Just as the Israelite people had gone through an ordeal, so too does out contemporary world suffer. Our students listed "war, poverty, mental illness, cancer, and shootings" among some of the most prominent sufferings in our time. The Book of Revelation gives us a glimpse of the joy which comes with liberation from these ordeals, and we had to wonder ourselves what such a world would feel like. Here's what some of our students had to say: "Our world would be peaceful and better because there is no hate or sickness. The world would be a safer and happier place."
SUNDAY MAY 19 (2019)
We're skipping now to the latter part of the Revelation. Lamby and its throne have been victorious and we're getting a whole new set of symbols to play with: "a bride beautifully dressed for her husband" and "the old order of things has passed away." Everything is made new, here. The bride represents both Jerusalem the city and its people. Jerusalem and the Israelite people have both been beaten down, and both have deviated from God's path; but now, both have been reclaimed and reoriented. As our students say, this text "helps reassure us that God is always there for us and that he will protect us from the evil in the world." No matter how bad the world gets, or how justice might seem far away, God has envisioned a new world for us.
SUNDAY MAY 26 (2019)
Our symbols and metaphors are getting more exciting and more intricate. The ones that stand out to our students include "he carried me away in the spirit to a mountain" and "his name will be on their foreheads." The first one they take to mean that "God will lead you in the right path." God is indeed carrying us, pulling us into this new future. The mountain has long been a symbol for closeness with God. It was on the mountain that Moses spoke with God. God is carrying us forward into a Godly future.
The second metaphor about names and foreheads was taken to mean "God being with you, as literal, as his name being written on your forehead." In Baptism, we have been joined to God not only in name but also in life and death. As members of God's family, we are invited to know God as God already knows us.

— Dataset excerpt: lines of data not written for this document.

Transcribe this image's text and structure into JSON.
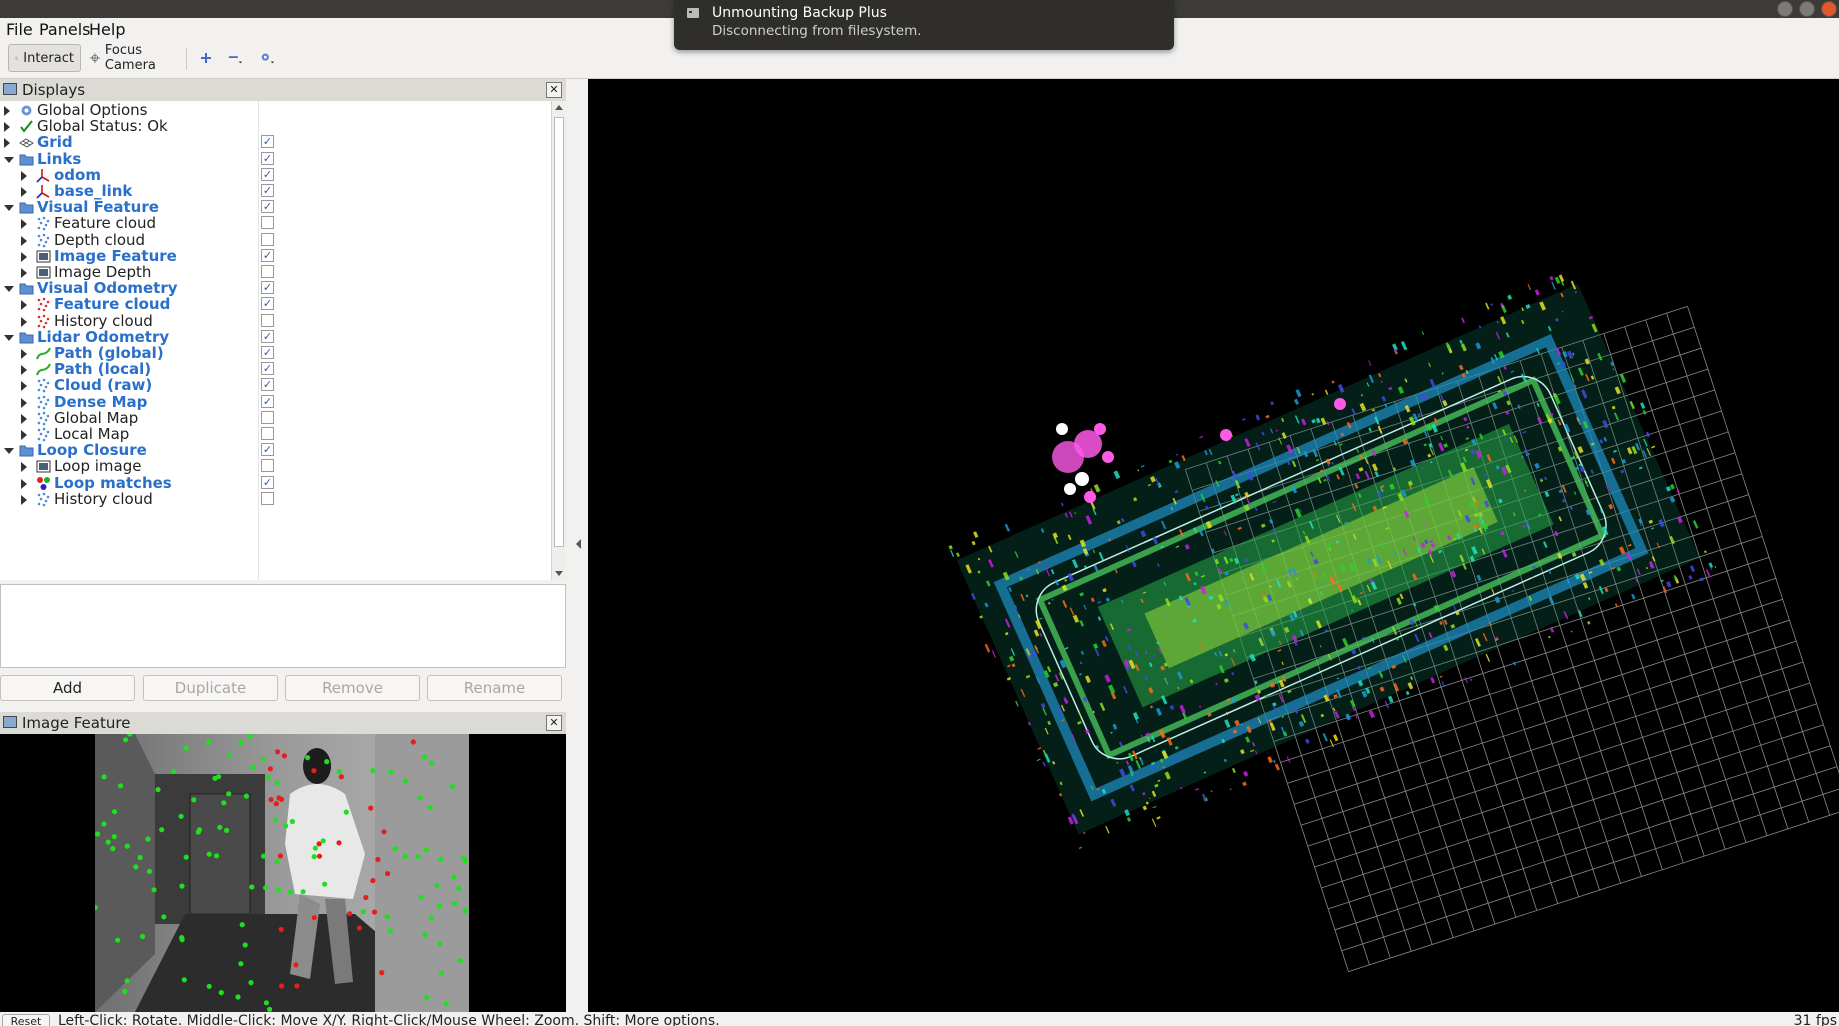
{
  "menu": {
    "file": "File",
    "panels": "Panels",
    "help": "Help"
  },
  "toolbar": {
    "interact": "Interact",
    "focus_camera": "Focus Camera"
  },
  "notification": {
    "title": "Unmounting Backup Plus",
    "message": "Disconnecting from filesystem."
  },
  "displays_panel": {
    "title": "Displays",
    "rows": [
      {
        "label": "Global Options",
        "indent": 0,
        "expand": "right",
        "icon": "gear-icon",
        "bold": false,
        "check": null
      },
      {
        "label": "Global Status: Ok",
        "indent": 0,
        "expand": "right",
        "icon": "checkmark-icon",
        "bold": false,
        "check": null
      },
      {
        "label": "Grid",
        "indent": 0,
        "expand": "right",
        "icon": "grid-icon",
        "bold": true,
        "check": true
      },
      {
        "label": "Links",
        "indent": 0,
        "expand": "down",
        "icon": "folder-icon",
        "bold": true,
        "check": true
      },
      {
        "label": "odom",
        "indent": 1,
        "expand": "right",
        "icon": "axes-icon",
        "bold": true,
        "check": true
      },
      {
        "label": "base_link",
        "indent": 1,
        "expand": "right",
        "icon": "axes-icon",
        "bold": true,
        "check": true
      },
      {
        "label": "Visual Feature",
        "indent": 0,
        "expand": "down",
        "icon": "folder-icon",
        "bold": true,
        "check": true
      },
      {
        "label": "Feature cloud",
        "indent": 1,
        "expand": "right",
        "icon": "pointcloud-icon",
        "bold": false,
        "check": false
      },
      {
        "label": "Depth cloud",
        "indent": 1,
        "expand": "right",
        "icon": "pointcloud-icon",
        "bold": false,
        "check": false
      },
      {
        "label": "Image Feature",
        "indent": 1,
        "expand": "right",
        "icon": "image-icon",
        "bold": true,
        "check": true
      },
      {
        "label": "Image Depth",
        "indent": 1,
        "expand": "right",
        "icon": "image-icon",
        "bold": false,
        "check": false
      },
      {
        "label": "Visual Odometry",
        "indent": 0,
        "expand": "down",
        "icon": "folder-icon",
        "bold": true,
        "check": true
      },
      {
        "label": "Feature cloud",
        "indent": 1,
        "expand": "right",
        "icon": "pointcloud-red-icon",
        "bold": true,
        "check": true
      },
      {
        "label": "History cloud",
        "indent": 1,
        "expand": "right",
        "icon": "pointcloud-red-icon",
        "bold": false,
        "check": false
      },
      {
        "label": "Lidar Odometry",
        "indent": 0,
        "expand": "down",
        "icon": "folder-icon",
        "bold": true,
        "check": true
      },
      {
        "label": "Path (global)",
        "indent": 1,
        "expand": "right",
        "icon": "path-icon",
        "bold": true,
        "check": true
      },
      {
        "label": "Path (local)",
        "indent": 1,
        "expand": "right",
        "icon": "path-icon",
        "bold": true,
        "check": true
      },
      {
        "label": "Cloud (raw)",
        "indent": 1,
        "expand": "right",
        "icon": "pointcloud-icon",
        "bold": true,
        "check": true
      },
      {
        "label": "Dense Map",
        "indent": 1,
        "expand": "right",
        "icon": "pointcloud-icon",
        "bold": true,
        "check": true
      },
      {
        "label": "Global Map",
        "indent": 1,
        "expand": "right",
        "icon": "pointcloud-icon",
        "bold": false,
        "check": false
      },
      {
        "label": "Local Map",
        "indent": 1,
        "expand": "right",
        "icon": "pointcloud-icon",
        "bold": false,
        "check": false
      },
      {
        "label": "Loop Closure",
        "indent": 0,
        "expand": "down",
        "icon": "folder-icon",
        "bold": true,
        "check": true
      },
      {
        "label": "Loop image",
        "indent": 1,
        "expand": "right",
        "icon": "image-icon",
        "bold": false,
        "check": false
      },
      {
        "label": "Loop matches",
        "indent": 1,
        "expand": "right",
        "icon": "markers-icon",
        "bold": true,
        "check": true
      },
      {
        "label": "History cloud",
        "indent": 1,
        "expand": "right",
        "icon": "pointcloud-icon",
        "bold": false,
        "check": false
      }
    ],
    "buttons": {
      "add": "Add",
      "duplicate": "Duplicate",
      "remove": "Remove",
      "rename": "Rename"
    }
  },
  "image_panel": {
    "title": "Image Feature"
  },
  "statusbar": {
    "reset": "Reset",
    "help": "Left-Click: Rotate. Middle-Click: Move X/Y. Right-Click/Mouse Wheel: Zoom. Shift: More options.",
    "fps": "31 fps"
  },
  "colors": {
    "accent_blue": "#2a70c9",
    "panel_header": "#dcdad5",
    "title_bar": "#3c3b37"
  }
}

SUNDAY JUNE 2 (2019)
Our final installment in the Book of Revelation paints a beautiful picture of God's new kingdom. In this text, we hear about God's power as the beginning and end, as Alpha and Omega; hear feel clean and proper with talk of robes; we look forward to eternal life as we gaze upon the Tree of Life. There are so many symbols and metaphors present in this passage, but they all illustrate the inclusiveness and wholeness of God's ordered world. Our world is full of demarkations, which tell us that some people are better than others, that some people are welcome when others are not--but, in this Book of Revelation, we know that ALL ARE WELCOME. And, this is our challenge today, to make Trinity welcoming to all of God's creation.
We already do great things in our attempt to be hospitable. These were highlighted by our 9th graders:
We also acknowledged that we've ways we could grow in welcoming people:
The Book of Revelation illustrates for us the beauty inherent in diversity and the joy that comes with radical inclusion. We are called to build this kingdom together and to be as welcoming and exciting a community as in this text.